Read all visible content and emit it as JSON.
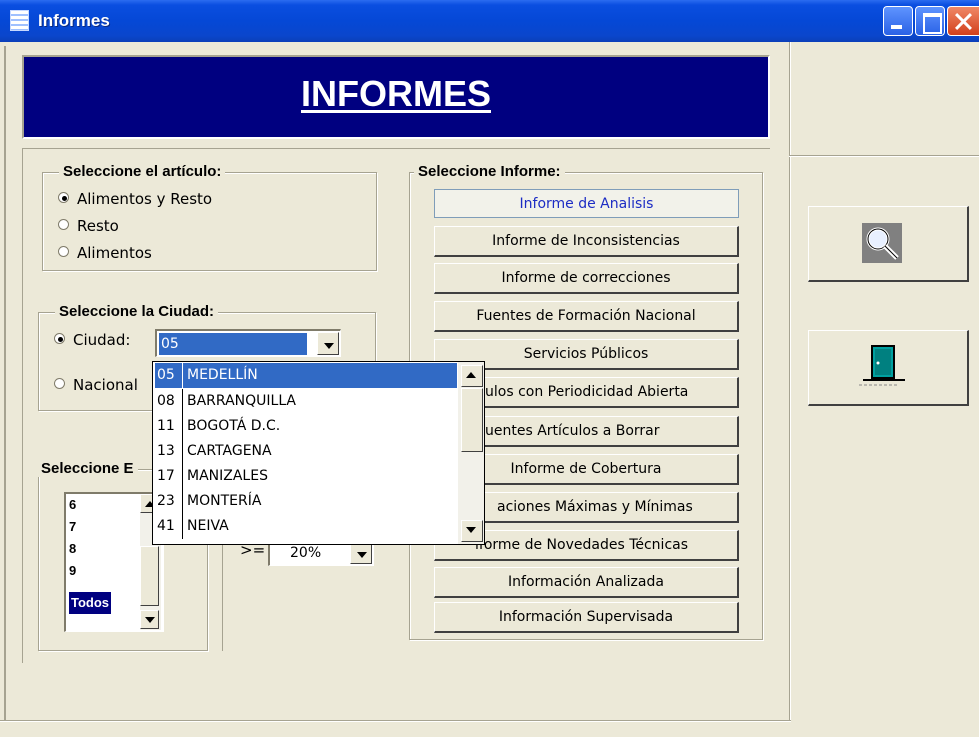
{
  "window": {
    "title": "Informes"
  },
  "banner": {
    "title": "INFORMES"
  },
  "articulo": {
    "legend": "Seleccione  el artículo:",
    "options": [
      {
        "label": "Alimentos y Resto",
        "checked": true
      },
      {
        "label": "Resto",
        "checked": false
      },
      {
        "label": "Alimentos",
        "checked": false
      }
    ]
  },
  "ciudad": {
    "legend": "Seleccione la Ciudad:",
    "ciudad_label": "Ciudad:",
    "nacional_label": "Nacional",
    "selected_value": "05",
    "dropdown_options": [
      {
        "code": "05",
        "name": "MEDELLÍN",
        "selected": true
      },
      {
        "code": "08",
        "name": "BARRANQUILLA"
      },
      {
        "code": "11",
        "name": "BOGOTÁ D.C."
      },
      {
        "code": "13",
        "name": "CARTAGENA"
      },
      {
        "code": "17",
        "name": "MANIZALES"
      },
      {
        "code": "23",
        "name": "MONTERÍA"
      },
      {
        "code": "41",
        "name": "NEIVA"
      }
    ]
  },
  "third_group": {
    "legend_visible": "Seleccione E",
    "list_items": [
      "6",
      "7",
      "8",
      "9",
      "Todos"
    ],
    "selected_item": "Todos",
    "operator": ">=",
    "percent_value": "20%"
  },
  "informe": {
    "legend": "Seleccione Informe:",
    "buttons": [
      "Informe de Analisis",
      "Informe de Inconsistencias",
      "Informe de correcciones",
      "Fuentes de Formación Nacional",
      "Servicios Públicos",
      "ulos con Periodicidad Abierta",
      "uentes Artículos a Borrar",
      "Informe de Cobertura",
      "aciones Máximas y Mínimas",
      "ıforme de Novedades Técnicas",
      "Información Analizada",
      "Información Supervisada"
    ]
  },
  "side_buttons": [
    {
      "icon": "magnifier-icon"
    },
    {
      "icon": "exit-door-icon"
    }
  ],
  "colors": {
    "titlebar": "#0548d6",
    "banner": "#000080",
    "selection": "#316ac5",
    "face": "#ece9d8"
  }
}
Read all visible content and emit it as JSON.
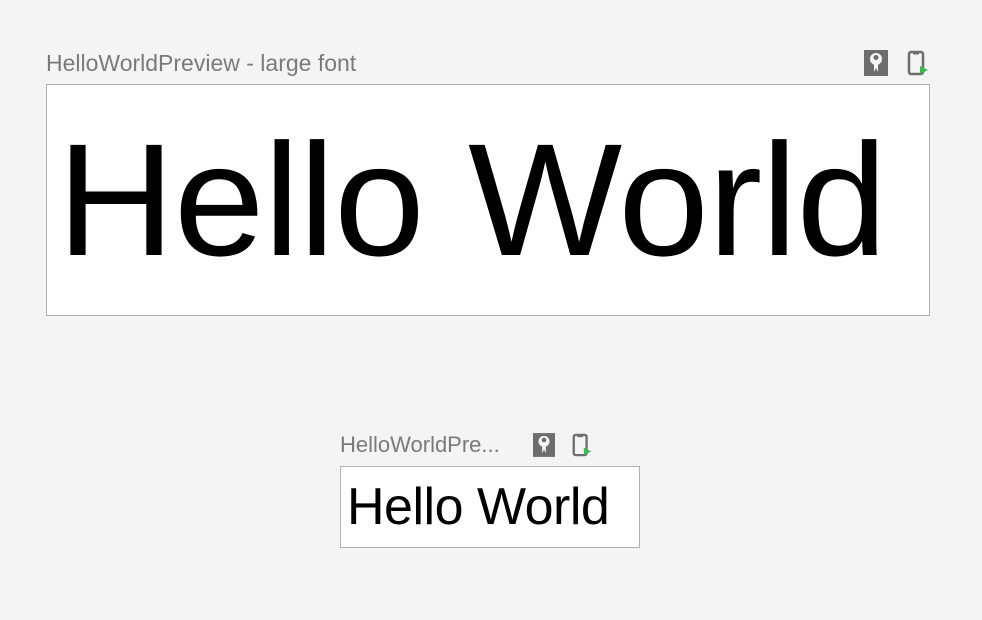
{
  "previews": {
    "large": {
      "title": "HelloWorldPreview - large font",
      "content": "Hello World"
    },
    "small": {
      "title": "HelloWorldPre...",
      "content": "Hello World"
    }
  }
}
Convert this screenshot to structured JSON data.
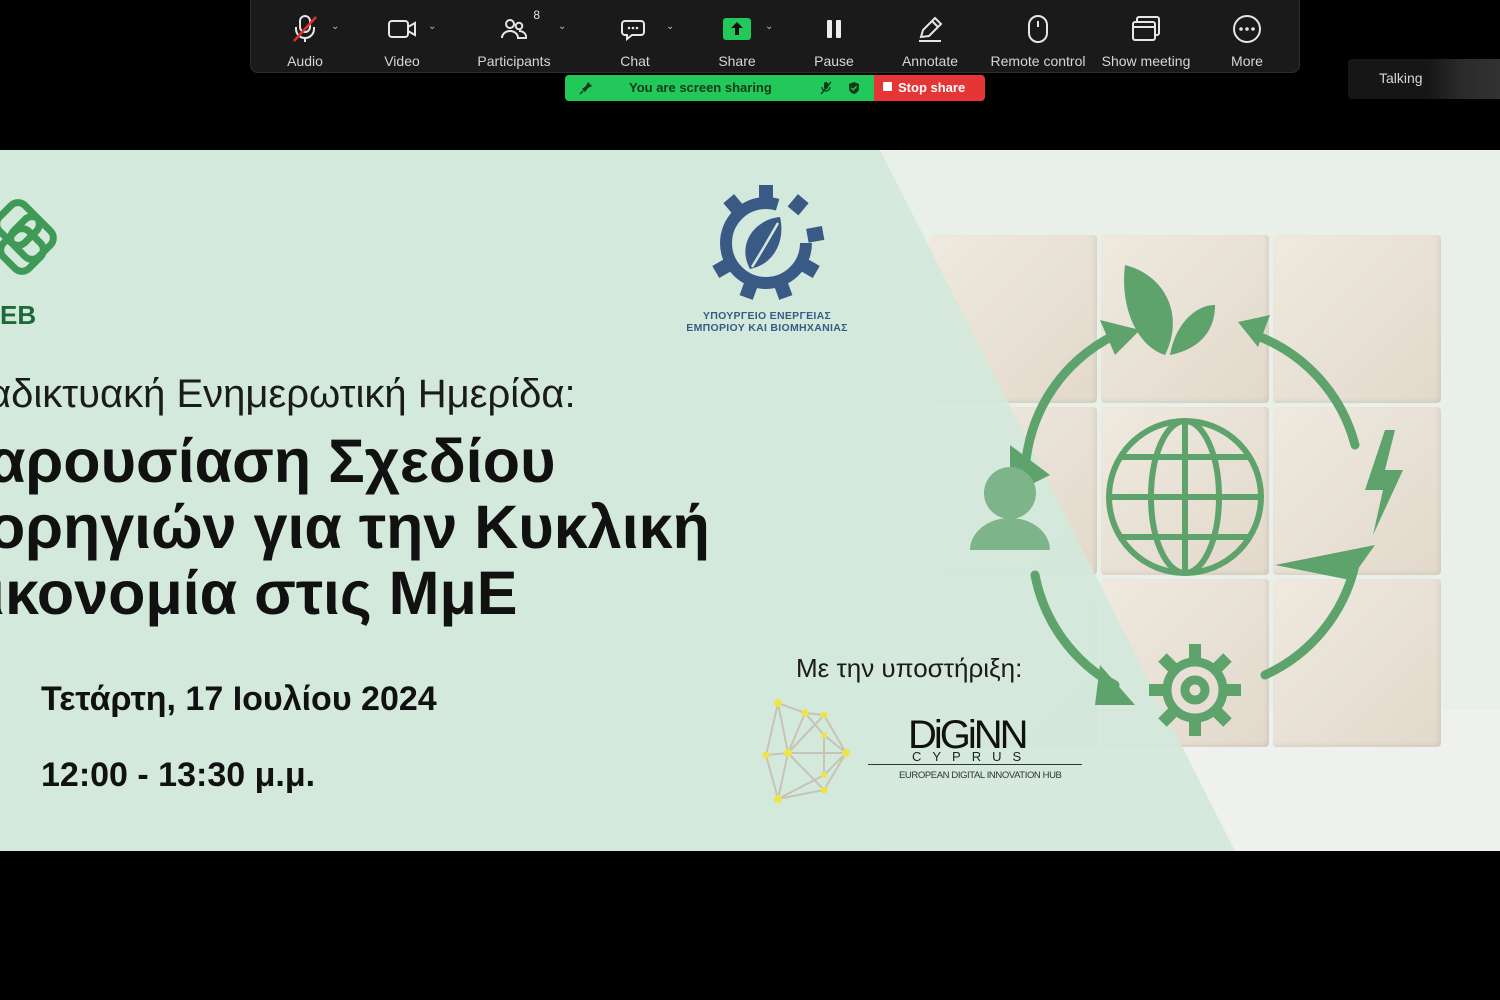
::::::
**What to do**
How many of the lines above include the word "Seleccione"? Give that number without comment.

**Your solution**
4